Entries taken from a collection:

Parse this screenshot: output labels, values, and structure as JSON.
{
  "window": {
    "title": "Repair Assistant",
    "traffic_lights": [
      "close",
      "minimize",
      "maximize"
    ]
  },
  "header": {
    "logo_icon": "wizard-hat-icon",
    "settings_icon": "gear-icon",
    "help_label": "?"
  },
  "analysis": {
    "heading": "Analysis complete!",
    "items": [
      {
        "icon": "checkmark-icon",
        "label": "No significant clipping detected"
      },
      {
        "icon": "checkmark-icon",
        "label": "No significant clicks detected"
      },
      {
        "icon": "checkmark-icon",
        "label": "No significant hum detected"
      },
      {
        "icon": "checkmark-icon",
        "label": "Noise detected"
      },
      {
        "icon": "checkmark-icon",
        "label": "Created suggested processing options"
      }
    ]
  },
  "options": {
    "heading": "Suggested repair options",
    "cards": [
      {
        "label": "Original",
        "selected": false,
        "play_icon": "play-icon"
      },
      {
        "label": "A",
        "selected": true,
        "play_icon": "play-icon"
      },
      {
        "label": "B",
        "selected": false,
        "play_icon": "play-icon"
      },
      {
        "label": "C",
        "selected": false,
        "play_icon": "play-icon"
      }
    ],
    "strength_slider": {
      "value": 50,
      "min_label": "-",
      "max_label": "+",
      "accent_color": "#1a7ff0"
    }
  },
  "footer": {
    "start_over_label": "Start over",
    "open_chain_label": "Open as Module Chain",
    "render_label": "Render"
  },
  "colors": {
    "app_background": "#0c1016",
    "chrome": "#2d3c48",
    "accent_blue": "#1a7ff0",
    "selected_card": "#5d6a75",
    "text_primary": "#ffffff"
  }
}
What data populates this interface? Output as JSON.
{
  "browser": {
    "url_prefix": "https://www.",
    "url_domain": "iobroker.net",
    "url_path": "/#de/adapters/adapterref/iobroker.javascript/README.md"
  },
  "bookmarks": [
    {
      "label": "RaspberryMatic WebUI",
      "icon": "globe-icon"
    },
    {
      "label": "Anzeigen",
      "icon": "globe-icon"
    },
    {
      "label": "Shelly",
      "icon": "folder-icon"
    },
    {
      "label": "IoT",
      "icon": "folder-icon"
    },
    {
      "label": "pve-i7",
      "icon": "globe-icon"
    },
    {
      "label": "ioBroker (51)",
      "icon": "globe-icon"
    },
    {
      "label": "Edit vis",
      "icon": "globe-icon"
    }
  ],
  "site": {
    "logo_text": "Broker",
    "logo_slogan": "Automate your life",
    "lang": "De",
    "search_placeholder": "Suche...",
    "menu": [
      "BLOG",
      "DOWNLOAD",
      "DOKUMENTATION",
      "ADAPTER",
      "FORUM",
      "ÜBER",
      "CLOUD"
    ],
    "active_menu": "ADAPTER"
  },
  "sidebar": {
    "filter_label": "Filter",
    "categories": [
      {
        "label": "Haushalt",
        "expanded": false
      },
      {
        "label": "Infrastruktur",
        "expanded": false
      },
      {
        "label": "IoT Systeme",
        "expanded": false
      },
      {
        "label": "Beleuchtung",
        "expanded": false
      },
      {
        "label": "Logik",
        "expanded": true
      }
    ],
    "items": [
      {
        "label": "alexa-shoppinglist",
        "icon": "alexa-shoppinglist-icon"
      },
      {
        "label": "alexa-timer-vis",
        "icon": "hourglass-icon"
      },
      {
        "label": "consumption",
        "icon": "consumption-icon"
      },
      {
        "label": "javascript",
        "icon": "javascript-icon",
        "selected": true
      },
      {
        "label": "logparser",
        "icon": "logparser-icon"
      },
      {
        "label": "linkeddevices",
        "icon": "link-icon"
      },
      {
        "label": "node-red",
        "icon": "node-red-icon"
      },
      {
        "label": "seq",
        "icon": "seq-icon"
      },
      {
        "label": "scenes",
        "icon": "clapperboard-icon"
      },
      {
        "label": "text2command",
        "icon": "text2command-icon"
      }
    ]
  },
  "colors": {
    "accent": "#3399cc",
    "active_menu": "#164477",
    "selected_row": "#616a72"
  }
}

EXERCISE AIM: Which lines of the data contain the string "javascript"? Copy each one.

ANSWER SECTION:
    "url_path": "/#de/adapters/adapterref/iobroker.javascript/README.md"
        "label": "javascript",
        "icon": "javascript-icon",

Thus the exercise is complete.